Even though there were times where I wanted to chuck it all in and it was too hard, there was this thing reminding me that the hard times were temporary and that I had already come so far. I knew that if I didn’t go for it, I would absolutely regret it.
Promote This: It sounds like you’re describing having passion. What is passion to you?
Tony: Passion is the excitement you have when you think about something. You know when you’re dating someone in the early days and you’re just so enamoured by them? When you think about them, the birds and singing and everything is awesome and it just transports you. The studio and working in music, that’s my special thing. I used to take photos of all the studios I went to and engineers who mentored me and that inspired me. It really ignited the passion.
Promote This: You now have a popular podcast, ‘Mastering Music, Mastering Life’. What is your intention behind that?
Tony: Mastering Music, Mastering Life is a podcast that is designed to generate authentic and honest conversations with people from the creative artistic community who share their stories with others who can be inspired by them.
When you put people on a pedestal and they talk authentically about their failings, their concerns and all the things they have gone through on the way, I think that people want to listen to that and they become inspired.
These genuine stories make our brain tick and give people something to consider. The stories might be able support groups or networking- sharing our experiences in the hope that it will spark something in others and set people on a different trajectory and take them from a place of doubt to confidence.
I like to think of it as being a domino. If I can be the first one to kick-start a chain reaction, I’ve done my job.
Promote This: What advice do you have for others wanting to align their passions to their everyday work?

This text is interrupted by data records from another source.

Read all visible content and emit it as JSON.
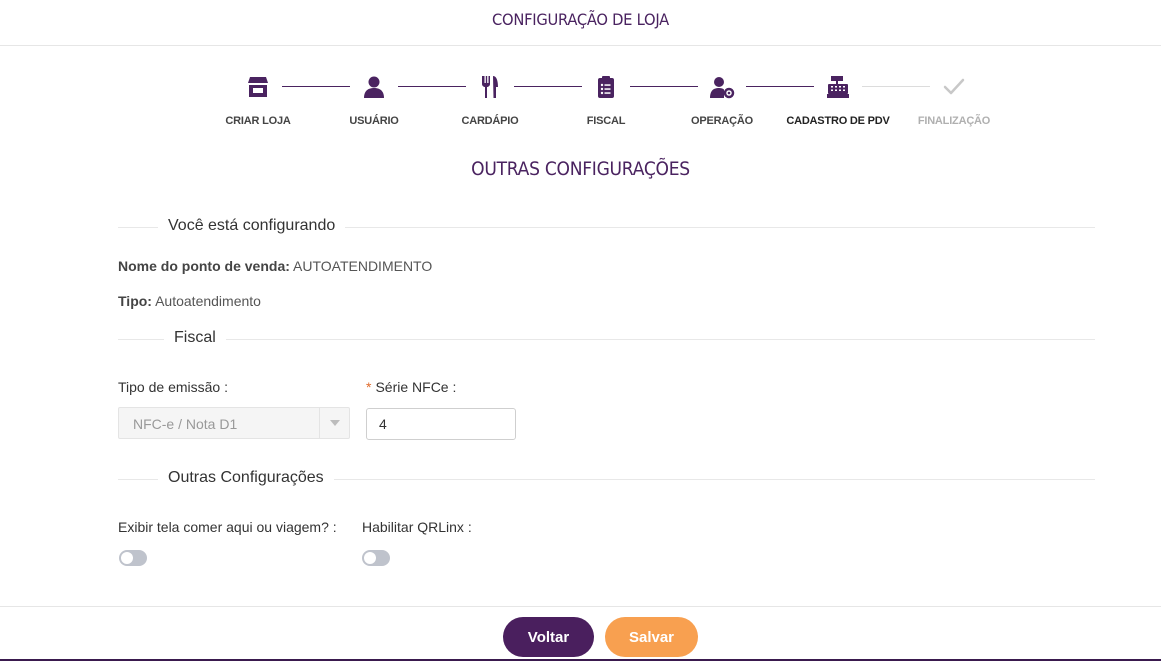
{
  "header": {
    "title": "CONFIGURAÇÃO DE LOJA"
  },
  "stepper": {
    "steps": [
      {
        "label": "CRIAR LOJA",
        "icon": "store-icon"
      },
      {
        "label": "USUÁRIO",
        "icon": "user-icon"
      },
      {
        "label": "CARDÁPIO",
        "icon": "cutlery-icon"
      },
      {
        "label": "FISCAL",
        "icon": "clipboard-icon"
      },
      {
        "label": "OPERAÇÃO",
        "icon": "user-gear-icon"
      },
      {
        "label": "CADASTRO DE PDV",
        "icon": "cash-register-icon"
      },
      {
        "label": "FINALIZAÇÃO",
        "icon": "check-icon"
      }
    ],
    "current_step": "CADASTRO DE PDV",
    "accent_color": "#4a2360",
    "disabled_color": "#c8c8c8"
  },
  "page": {
    "subtitle": "OUTRAS CONFIGURAÇÕES"
  },
  "configuring": {
    "heading": "Você está configurando",
    "pos_name_label": "Nome do ponto de venda:",
    "pos_name_value": "AUTOATENDIMENTO",
    "type_label": "Tipo:",
    "type_value": "Autoatendimento"
  },
  "fiscal": {
    "heading": "Fiscal",
    "emission_label": "Tipo de emissão",
    "emission_value": "NFC-e / Nota D1",
    "series_required_mark": "*",
    "series_label": "Série NFCe",
    "series_value": "4"
  },
  "other": {
    "heading": "Outras Configurações",
    "dine_option_label": "Exibir tela comer aqui ou viagem?",
    "dine_option_enabled": false,
    "qrlinx_label": "Habilitar QRLinx",
    "qrlinx_enabled": false
  },
  "footer": {
    "back_label": "Voltar",
    "save_label": "Salvar",
    "back_color": "#4a1f5e",
    "save_color": "#f8a050"
  }
}
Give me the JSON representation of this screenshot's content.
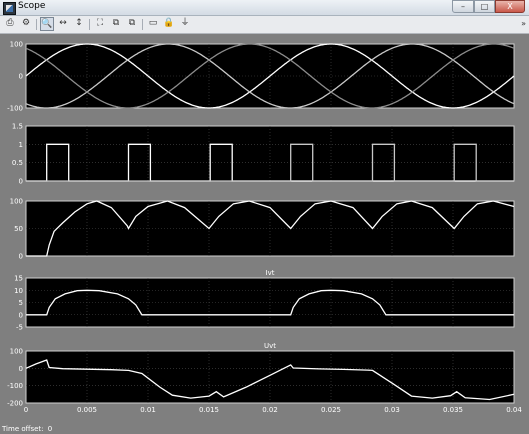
{
  "window": {
    "title": "Scope",
    "controls": {
      "minimize": "–",
      "maximize": "□",
      "close": "X"
    }
  },
  "toolbar": {
    "buttons": [
      {
        "name": "print-icon",
        "glyph": "⎙"
      },
      {
        "name": "parameters-icon",
        "glyph": "⚙"
      },
      {
        "name": "zoom-icon",
        "glyph": "🔍"
      },
      {
        "name": "zoom-x-icon",
        "glyph": "↔"
      },
      {
        "name": "zoom-y-icon",
        "glyph": "↕"
      },
      {
        "name": "autoscale-icon",
        "glyph": "⛶"
      },
      {
        "name": "save-axes-icon",
        "glyph": "⧉"
      },
      {
        "name": "restore-axes-icon",
        "glyph": "⧉"
      },
      {
        "name": "floating-scope-icon",
        "glyph": "▭"
      },
      {
        "name": "lock-icon",
        "glyph": "🔒"
      },
      {
        "name": "signal-selection-icon",
        "glyph": "⏚"
      }
    ],
    "chevron": "»"
  },
  "status": {
    "label": "Time offset:",
    "value": "0"
  },
  "colors": {
    "axes_background": "#000000",
    "figure_background": "#7f7f7f",
    "trace_primary": "#ffffff",
    "trace_secondary": "#c8c8c8",
    "trace_tertiary": "#8c8c8c",
    "text": "#ffffff"
  },
  "chart_data": [
    {
      "type": "line",
      "title": "",
      "xlim": [
        0,
        0.04
      ],
      "ylim": [
        -100,
        100
      ],
      "yticks": [
        "100",
        "0",
        "-100"
      ],
      "grid": true,
      "series": [
        {
          "kind": "sine",
          "amplitude": 100,
          "frequency_hz": 50,
          "phase_deg": 0
        },
        {
          "kind": "sine",
          "amplitude": 100,
          "frequency_hz": 50,
          "phase_deg": -120
        },
        {
          "kind": "sine",
          "amplitude": 100,
          "frequency_hz": 50,
          "phase_deg": 120
        }
      ]
    },
    {
      "type": "line",
      "title": "",
      "xlim": [
        0,
        0.04
      ],
      "ylim": [
        0,
        1.5
      ],
      "yticks": [
        "1.5",
        "1",
        "0.5",
        "0"
      ],
      "grid": true,
      "series": [
        {
          "kind": "pulses",
          "pulses": [
            [
              0.0017,
              0.0035
            ],
            [
              0.0084,
              0.0102
            ],
            [
              0.0151,
              0.0169
            ]
          ]
        },
        {
          "kind": "pulses",
          "pulses": [
            [
              0.0217,
              0.0235
            ],
            [
              0.0284,
              0.0302
            ],
            [
              0.0351,
              0.0369
            ]
          ]
        }
      ]
    },
    {
      "type": "line",
      "title": "",
      "xlim": [
        0,
        0.04
      ],
      "ylim": [
        0,
        100
      ],
      "yticks": [
        "100",
        "50",
        "0"
      ],
      "grid": true,
      "series": [
        {
          "kind": "rectified",
          "points": [
            [
              0,
              0
            ],
            [
              0.0017,
              0
            ],
            [
              0.0019,
              20
            ],
            [
              0.0023,
              45
            ],
            [
              0.003,
              60
            ],
            [
              0.004,
              80
            ],
            [
              0.005,
              95
            ],
            [
              0.0058,
              100
            ],
            [
              0.007,
              88
            ],
            [
              0.0083,
              55
            ],
            [
              0.0084,
              50
            ],
            [
              0.009,
              72
            ],
            [
              0.01,
              90
            ],
            [
              0.0116,
              100
            ],
            [
              0.013,
              88
            ],
            [
              0.015,
              50
            ],
            [
              0.0158,
              72
            ],
            [
              0.017,
              95
            ],
            [
              0.0183,
              100
            ],
            [
              0.02,
              88
            ],
            [
              0.0217,
              50
            ],
            [
              0.0225,
              72
            ],
            [
              0.0237,
              95
            ],
            [
              0.025,
              100
            ],
            [
              0.0268,
              88
            ],
            [
              0.0284,
              50
            ],
            [
              0.0292,
              72
            ],
            [
              0.0304,
              95
            ],
            [
              0.0316,
              100
            ],
            [
              0.0333,
              88
            ],
            [
              0.0351,
              50
            ],
            [
              0.0359,
              72
            ],
            [
              0.037,
              95
            ],
            [
              0.0383,
              100
            ],
            [
              0.04,
              90
            ]
          ]
        }
      ]
    },
    {
      "type": "line",
      "title": "Ivt",
      "xlim": [
        0,
        0.04
      ],
      "ylim": [
        -5,
        15
      ],
      "yticks": [
        "15",
        "10",
        "5",
        "0",
        "-5"
      ],
      "grid": true,
      "series": [
        {
          "kind": "current",
          "points": [
            [
              0,
              0
            ],
            [
              0.0017,
              0
            ],
            [
              0.0019,
              3
            ],
            [
              0.0024,
              6.5
            ],
            [
              0.0032,
              8.5
            ],
            [
              0.0042,
              9.8
            ],
            [
              0.005,
              10
            ],
            [
              0.006,
              9.8
            ],
            [
              0.0075,
              8.5
            ],
            [
              0.0084,
              6.5
            ],
            [
              0.009,
              4
            ],
            [
              0.0095,
              0
            ],
            [
              0.0217,
              0
            ],
            [
              0.0219,
              3
            ],
            [
              0.0224,
              6.5
            ],
            [
              0.0232,
              8.5
            ],
            [
              0.0242,
              9.8
            ],
            [
              0.025,
              10
            ],
            [
              0.026,
              9.8
            ],
            [
              0.0275,
              8.5
            ],
            [
              0.0284,
              6.5
            ],
            [
              0.029,
              4
            ],
            [
              0.0295,
              0
            ],
            [
              0.04,
              0
            ]
          ]
        }
      ]
    },
    {
      "type": "line",
      "title": "Uvt",
      "xlim": [
        0,
        0.04
      ],
      "ylim": [
        -200,
        100
      ],
      "yticks": [
        "100",
        "0",
        "-100",
        "-200"
      ],
      "xticks": [
        "0",
        "0.005",
        "0.01",
        "0.015",
        "0.02",
        "0.025",
        "0.03",
        "0.035",
        "0.04"
      ],
      "grid": true,
      "series": [
        {
          "kind": "voltage",
          "points": [
            [
              0,
              0
            ],
            [
              0.0008,
              25
            ],
            [
              0.0017,
              48
            ],
            [
              0.0019,
              5
            ],
            [
              0.003,
              -2
            ],
            [
              0.005,
              -5
            ],
            [
              0.007,
              -8
            ],
            [
              0.0084,
              -12
            ],
            [
              0.0095,
              -30
            ],
            [
              0.011,
              -110
            ],
            [
              0.012,
              -155
            ],
            [
              0.0135,
              -172
            ],
            [
              0.015,
              -160
            ],
            [
              0.0156,
              -135
            ],
            [
              0.0162,
              -165
            ],
            [
              0.018,
              -110
            ],
            [
              0.02,
              -40
            ],
            [
              0.021,
              -5
            ],
            [
              0.0217,
              20
            ],
            [
              0.0219,
              2
            ],
            [
              0.024,
              -3
            ],
            [
              0.026,
              -6
            ],
            [
              0.028,
              -10
            ],
            [
              0.0284,
              -12
            ],
            [
              0.03,
              -85
            ],
            [
              0.0316,
              -160
            ],
            [
              0.0333,
              -172
            ],
            [
              0.0348,
              -158
            ],
            [
              0.0353,
              -135
            ],
            [
              0.036,
              -170
            ],
            [
              0.038,
              -180
            ],
            [
              0.04,
              -150
            ]
          ]
        }
      ]
    }
  ]
}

Tony: You have to be clear about what you want. A lot of people are unclear or they ‘um’ and ‘ah’. The primary reason for this is everybody’s fear of ‘I’m not good enough’ or ‘I’m not smart enough’.